It is the season of giving and receiving once again. Right now, my house has millions of golds and silver, jade and pearls, credit cards, wooden clogs and more. Then, there are bags of money.
Each year, they get more and more creative. First they make bicycles, now they make cars. But with petrol price increasing, they decided it is cheaper to own a petrol station. So, they make petrol station. Why don’t they just make a whole globe and offer to their ancestors, huh?
Last time, they have the traditional white powder. Now, they have botox injection for your grandmas. LOL. Ok, maybe no botox but there is SKII for grandma.
Hades can be pretty boring if you don’t have something kinky to strut around to tempt the hamsap gwais who are probably crowding around in hell. (Hamsap gwais – lusty ghosts). So, they make lingeries. This year, I saw on shop selling a pink and white layer evening gown.

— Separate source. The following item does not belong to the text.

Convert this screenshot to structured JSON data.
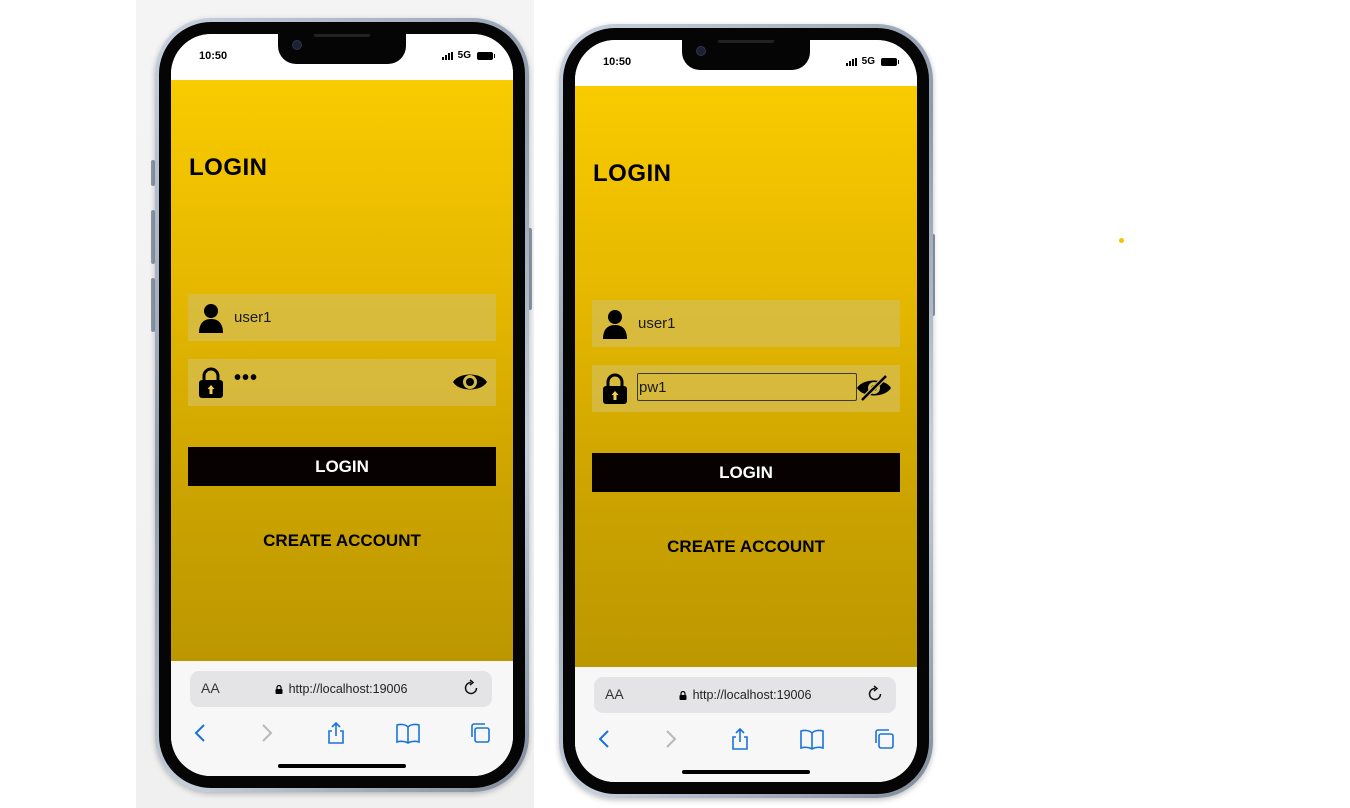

I stopped the Ching Ming tradition the day my fourth son died. Yet, there are paper clothes, paper shoes, paper chocolates, paper milk bottles, paper toys for those who still believe in burning them for their deceased children. Oh well, to each his/her own. I’d rather release whatever control I have over my child and let God takes care of the rest. (read Kenapa kaum Cina sembah kubur)
This evening, I was at the Pulau Tikus market and saw them selling the different kuehs meant to be offered to the deceased. Now, they are more enterprising and they packed everything into boxes. So, people can afford to get lazier and lazier. Just buy some, chuck them to the tombstone and the duty is done. Personally, I don’t care anymore.
This comes from someone who used to co-ordinate the offerings for five graves each year. Counting the number of kuehs and fruits for the tua pek kong, thor tay kong, the ah kong, ah mah, ah pek, fil and mil are enough to give me white hairs. Then, there is the cooking of five dishes. Not forgetting the roasted pig. Or the red paper, white paper, yellow papers. Then, the correct fashion for the grandparents-in-law, uncle-in-law who died a bachelor and my parents-in-law.
Ah well, they have to go on diet now. Hubby used to buy the chicken and duck for prayers. Then, he got lazier and offers fruits and kuehs only. My children and I still tag along with him to the various graveyards (did I tell you they are located all over Penang graveyards?) if my sils didn’t go cuckoo with the time.
Talking about sils, now that they are much older, they have stopped bugging this Christian daughter-in-law already. I used to get very pissed when they kept calling to order to buy this food, that food and etc. Imagine four of them, with their endless requests? Plus they wanted to fit in their schedules (with their own in-laws) and usually demanded my hubby prayers a hell lot earlier when the whole graveyard was deserted and full of lallang. One year, my poor kids and I were practically in a jungle!
Cheng Beng real day is on April 5th this year. One can start prayer 10 days before and 10 days after. This year, due to hubby’s work, he is only going on the 5th of April, the real day. No more dictated by the bunch of four sils who want the best of both worlds, pray their own inlaws and their parents. You free you come, you no free, never mind lah.
(This is thor tay kong or the god who takes care of the earth, as in the tanah, not the world. So, we must give him something to eat and drink first before he allows the dead to get out of their grave to eat the foods.)
My mom-in-law bequeathed these praying duties to me. She once told me, “Don’t bother about the daughters. They pray or not, not important. But sons must not fail to do so.” Well, I did carry out the prayers faithfully. Until my own son died and suddenly, death means nothing to me. Then, before I was baptised as a Christian, I did feel bad for failing her and sending out all the ancestors tablets out of my home. But then, one doesn’t need to actually show these sort of filial duties to be filial.
I guess one is filial as long as they remember the deceased. What good is it for children to go to their ancestors graveyards once a year and then, start offering huat kueh to huat chai, ang koo to beh hooi khoo (rhymes – huat kueh is a kind of cake, huat chai is prosperity, angkoo is another kueh, hooi khoo is buy estate). Ong lai for the prosperity to come?
Sometimes, I wonder. When my own husband (he has three older brothers, btw) is too old to carry out these duties, will I be able to get my Christian sons to climb the hill, cangkul the lallang and place some flowers there? Maybe…..but then, I already told them to throw my ashes into the sea and don’t bother with visiting my grave. Just make me an online altar. Muahahar.
Come to think of it, if there is an award for ‘people who is most unlikely to become a Christian’, I would win it. But things happened the way God intended and God knows best.